‘Incredibly rare’ monkey born at Australian zoo

A newly-born male Francois’ Langur, one of the world’s rarest monkeys, stays close to his mother at the Taronga Zoo in Sydney. (Taronga Zoo/AFP)
Updated 04 October 2019

‘Incredibly rare’ monkey born at Australian zoo

  • The male Francois’ Langur with its distinctive orange fur was born at Sydney’s Taronga zoo last week
  • Critically-endangered, the animal is only found in China and Vietnam where it is threatened by poachers

SYDNEY: One of the world’s rarest monkeys has been born at an Australian zoo.
The male Francois’ Langur with its distinctive orange fur was born at Sydney’s Taronga zoo last week and has not yet been named.
Critically-endangered, the animal is only found in China and Vietnam where it is threatened by poachers and loss of habitat from encroaching development.
“Seeing Francois’ Langurs in the wild is incredibly rare, but seeing a baby is even more so,” said Senior Zoo Keeper Jane Marshall.
The baby’s bright orange hair lasts just a few weeks before it begins to darken to the color of its mother Noel’s hair.
The zoo estimates there are only about 3,000 of the species left in the wild.
“Not a lot of people know about Francois’ Langurs as a species, but these beautiful animals are very vibrant animals, who are incredibly agile and intelligent,” Marshall added.


Mountain lovers wed above clouds in Iraq

The made-for-each-other couple. (AFP)
Updated 3 min 34 sec ago

Mountain lovers wed above clouds in Iraq

  • The wedding guests donned hiking boots, thick jackets and sunglasses, happy to escape the sweltering heat in the plains below where summer temperatures have topped 50 degrees celsius

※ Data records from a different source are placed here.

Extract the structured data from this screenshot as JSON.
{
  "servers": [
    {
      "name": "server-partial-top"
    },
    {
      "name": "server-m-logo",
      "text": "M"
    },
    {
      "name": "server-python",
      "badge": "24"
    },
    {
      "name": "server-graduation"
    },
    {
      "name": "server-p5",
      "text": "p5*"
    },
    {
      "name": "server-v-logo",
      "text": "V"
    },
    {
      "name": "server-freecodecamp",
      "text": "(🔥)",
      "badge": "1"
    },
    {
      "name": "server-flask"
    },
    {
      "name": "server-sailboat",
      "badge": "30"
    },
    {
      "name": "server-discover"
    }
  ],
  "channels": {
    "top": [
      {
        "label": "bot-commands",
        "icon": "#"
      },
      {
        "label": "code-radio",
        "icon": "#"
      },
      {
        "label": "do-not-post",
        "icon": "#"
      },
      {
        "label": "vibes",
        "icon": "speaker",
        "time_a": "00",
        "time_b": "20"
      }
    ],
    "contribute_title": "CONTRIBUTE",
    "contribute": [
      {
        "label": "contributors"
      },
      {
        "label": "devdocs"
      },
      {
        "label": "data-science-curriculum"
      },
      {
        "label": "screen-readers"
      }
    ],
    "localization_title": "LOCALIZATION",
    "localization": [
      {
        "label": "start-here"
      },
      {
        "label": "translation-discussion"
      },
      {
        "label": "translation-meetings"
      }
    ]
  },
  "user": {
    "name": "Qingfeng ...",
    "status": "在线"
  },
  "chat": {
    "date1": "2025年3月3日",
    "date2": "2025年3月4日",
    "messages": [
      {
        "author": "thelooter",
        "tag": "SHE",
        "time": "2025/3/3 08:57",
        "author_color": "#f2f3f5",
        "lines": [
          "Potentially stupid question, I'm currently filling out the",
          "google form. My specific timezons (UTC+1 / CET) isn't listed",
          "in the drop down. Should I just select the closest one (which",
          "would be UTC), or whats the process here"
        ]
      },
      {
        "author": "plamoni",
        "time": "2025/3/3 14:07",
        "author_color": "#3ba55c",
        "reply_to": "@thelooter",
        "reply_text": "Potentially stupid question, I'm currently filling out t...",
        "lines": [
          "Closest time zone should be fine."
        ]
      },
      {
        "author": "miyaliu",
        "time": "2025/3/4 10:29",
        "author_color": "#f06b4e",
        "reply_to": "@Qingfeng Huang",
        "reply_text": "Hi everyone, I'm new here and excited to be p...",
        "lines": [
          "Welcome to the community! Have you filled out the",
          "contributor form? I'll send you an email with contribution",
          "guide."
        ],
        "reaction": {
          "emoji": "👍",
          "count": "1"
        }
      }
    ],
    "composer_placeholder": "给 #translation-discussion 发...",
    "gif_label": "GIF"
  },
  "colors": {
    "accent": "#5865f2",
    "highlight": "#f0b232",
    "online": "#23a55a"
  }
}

HALGURD MOUNTAIN: Avid mountaineers Salar and Soma met while trekking in Iraqi Kurdistan, so it was only natural they would get married amid its majestic peaks, some 2,000 meters above sea level.
After a ceremony above the clouds, they spent their wedding night in a tent then embarked on a honeymoon ascent of Mount Halgurd, Iraq’s second-highest mountain at 3,607 meters.
Salar Chomany, 34, has traversed the remote region’s dramatic ridges and valleys for 12 years and turned his passion into his profession, working as a guide for energy companies exploring the region near the Iranian border. Soma Muhammed, 28, a student of Educational Sciences in the mountain town of Koysinjaq, is also an avid trekker.
The wedding guests donned hiking boots, thick jackets and sunglasses, happy to escape the sweltering heat in the plains below where summer temperatures have topped 50 degrees celsius.
At the joyous ceremony, guests braved the thin and chilly air to dance in circles around the bride and groom in a traditional Kurdish “dabkeh” dance.
The newlyweds finally fell asleep in their tent after a feast of fresh fruit and cheese from the village below.
The next morning they strapped on their backpacks and headed up toward the snow-covered summit, for the first time enjoying their shared passion for the mountains as husband and wife.